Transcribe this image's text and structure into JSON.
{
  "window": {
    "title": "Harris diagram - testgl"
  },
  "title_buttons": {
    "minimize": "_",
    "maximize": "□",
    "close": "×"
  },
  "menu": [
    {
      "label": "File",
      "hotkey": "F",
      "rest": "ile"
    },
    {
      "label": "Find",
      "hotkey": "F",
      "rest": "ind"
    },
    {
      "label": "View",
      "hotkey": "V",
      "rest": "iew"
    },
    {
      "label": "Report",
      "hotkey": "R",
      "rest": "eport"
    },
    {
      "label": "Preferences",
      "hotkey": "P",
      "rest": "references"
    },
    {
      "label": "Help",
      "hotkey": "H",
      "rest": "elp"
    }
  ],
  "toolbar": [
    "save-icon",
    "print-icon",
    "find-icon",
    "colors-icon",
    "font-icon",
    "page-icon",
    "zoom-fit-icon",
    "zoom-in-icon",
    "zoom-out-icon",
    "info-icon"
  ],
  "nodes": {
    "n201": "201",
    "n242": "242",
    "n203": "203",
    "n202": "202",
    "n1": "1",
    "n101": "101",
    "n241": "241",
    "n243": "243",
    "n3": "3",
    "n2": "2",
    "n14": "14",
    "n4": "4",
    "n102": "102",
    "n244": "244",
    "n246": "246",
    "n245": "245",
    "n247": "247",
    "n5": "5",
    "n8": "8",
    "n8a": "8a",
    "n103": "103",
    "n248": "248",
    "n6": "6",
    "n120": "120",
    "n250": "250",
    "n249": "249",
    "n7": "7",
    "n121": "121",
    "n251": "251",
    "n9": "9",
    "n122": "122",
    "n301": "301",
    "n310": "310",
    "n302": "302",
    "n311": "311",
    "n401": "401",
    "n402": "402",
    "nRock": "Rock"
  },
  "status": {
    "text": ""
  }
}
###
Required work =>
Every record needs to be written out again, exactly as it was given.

Answer box =>
Transcribe this image's text and structure into JSON.
{
  "window": {
    "title": "Harris diagram - testgl"
  },
  "title_buttons": {
    "minimize": "_",
    "maximize": "□",
    "close": "×"
  },
  "menu": [
    {
      "label": "File",
      "hotkey": "F",
      "rest": "ile"
    },
    {
      "label": "Find",
      "hotkey": "F",
      "rest": "ind"
    },
    {
      "label": "View",
      "hotkey": "V",
      "rest": "iew"
    },
    {
      "label": "Report",
      "hotkey": "R",
      "rest": "eport"
    },
    {
      "label": "Preferences",
      "hotkey": "P",
      "rest": "references"
    },
    {
      "label": "Help",
      "hotkey": "H",
      "rest": "elp"
    }
  ],
  "toolbar": [
    "save-icon",
    "print-icon",
    "find-icon",
    "colors-icon",
    "font-icon",
    "page-icon",
    "zoom-fit-icon",
    "zoom-in-icon",
    "zoom-out-icon",
    "info-icon"
  ],
  "nodes": {
    "n201": "201",
    "n242": "242",
    "n203": "203",
    "n202": "202",
    "n1": "1",
    "n101": "101",
    "n241": "241",
    "n243": "243",
    "n3": "3",
    "n2": "2",
    "n14": "14",
    "n4": "4",
    "n102": "102",
    "n244": "244",
    "n246": "246",
    "n245": "245",
    "n247": "247",
    "n5": "5",
    "n8": "8",
    "n8a": "8a",
    "n103": "103",
    "n248": "248",
    "n6": "6",
    "n120": "120",
    "n250": "250",
    "n249": "249",
    "n7": "7",
    "n121": "121",
    "n251": "251",
    "n9": "9",
    "n122": "122",
    "n301": "301",
    "n310": "310",
    "n302": "302",
    "n311": "311",
    "n401": "401",
    "n402": "402",
    "nRock": "Rock"
  },
  "status": {
    "text": ""
  }
}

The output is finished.